One thing we can be sure of, our eyes and vision will change as we age. Starting at about age forty, for example, we all experience presbyopia. Presbyopia is the reduced ability of the lens to focus, and is due to lost flexibility in the lens. One symptom of this normal (although frustrating) change is needing to hold the newspaper farther and farther way, to be able to read it leading to the “my arms aren’t long enough anymore” comment.

Presbyopia normally continues to progress until age sixty-five or seventy. It creates the need for progressively stronger reading glasses at regular intervals.


People often “self-prescribe” and purchase progressively stronger generic or “drug store” reading glasses as their vision changes. This approach is potentially dangerous because:

  • Generic reading glasses have identical lens strength in both eyes, but visual sharpness generally differs between a person’s eyes.
  • The person may overlook a potentially more serious eye problem.

Regular Eye Exams

Once presbyopia begins, it becomes particularly important that we have our eyes checked regularly and thoroughly by a qualified vision specialist. With these check-ups, we can deal better with normal changes in our eyes, and we can catch the beginning of aging-related eye disorders.

In a thorough check-up, you’ll discuss your general health and history, and any eye or vision problems you are having. You should also discuss your lifestyle and how you use your eyes. With complete information, your vision specialist will be able to do the best job meeting your needs and making things easier for your eyes.

As examples,
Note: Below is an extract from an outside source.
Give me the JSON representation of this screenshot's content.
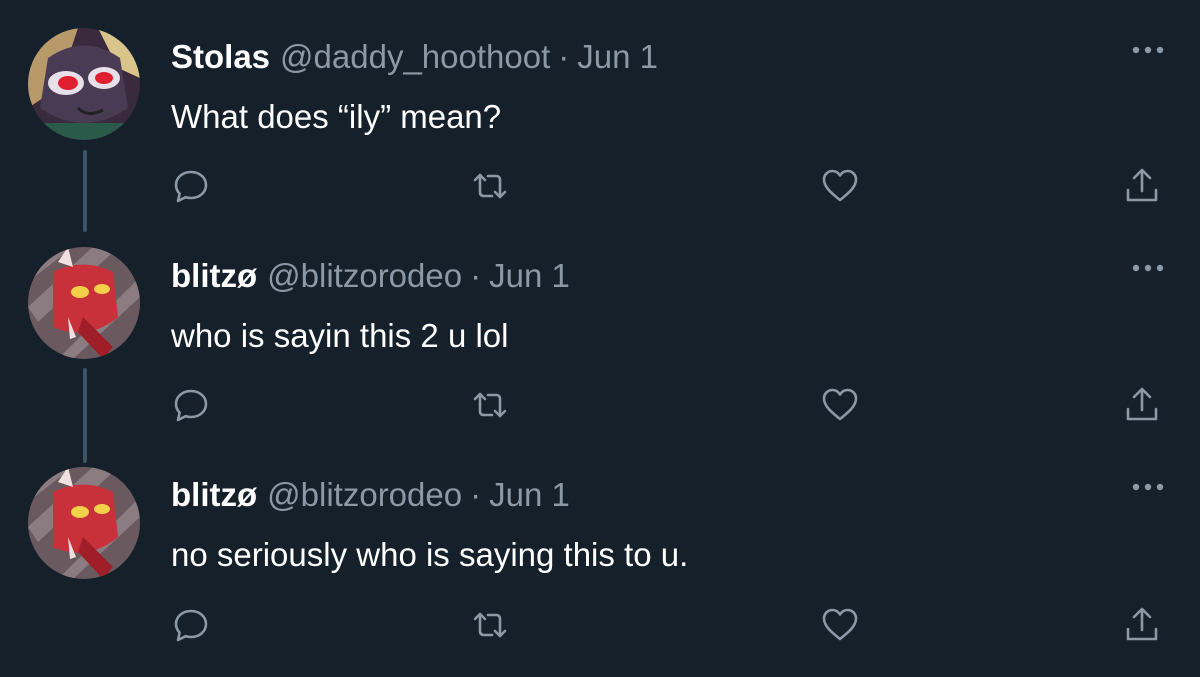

  • If you let your specialist know that you spend lots of time outdoors, your specialist can prescribe coatings for your glasses that reduce glare or make transitions from sunshine to shade easier on your eyes.
  • If you spend a lot of time reading, or at your computer, you can take an accurate measurement of the normal distance from your eyes to the reading material or computer screen. By sharing that information, the specialist will be able to fit your prescription to optimize those activities.

Bi-Focals, Tri-Focals, Progressives

When working or driving, bi-focals can help coordinate both near and far vision. As our eyes age, however, the difference between our “near” vision and our “far” vision increases. This creates blurred vision in the in-between, or “mid-range” area. Tri-focals offer a smooth visual transition from near to far vision, making your vision clear and comfortable, and your eyeglasses more efficient. Progressive lenses perform the same function as tri-focals, and many people find them more cosmetically pleasing.

Adjusting to New Glasses

Normally, one week’s time should be adequate for the eyes to feel comfortable with new glasses or a new prescription. If discomfort continues beyond this time, re-visit your vision specialist for corrections.

Making It Easier for Your Eyes

Frequent, repeated dilating and constricting of the eyes due to shifting from bright light to dim light (or vice versa) is a significant stresser for our eyes. To minimize these “high-contrast” eye-stressers,

  • When watching television or working at the computer, keep the area around the viewing screen dimly lit.
  • When reading, make sure the light is directly on your reading material, and have moderate surrounding lighting.

Summing Up

Your eyes and vision are important assets. Preserve and protect them:

  • Acknowledge that they’ll change as you age.
  • Make it easier for your eyes.
  • Don’t self-prescribe.
  • Make regular, thorough eye exams part of your plan to live better, longer.

For more information on the impact of aging on vision, you may visit the National Eye Institute online at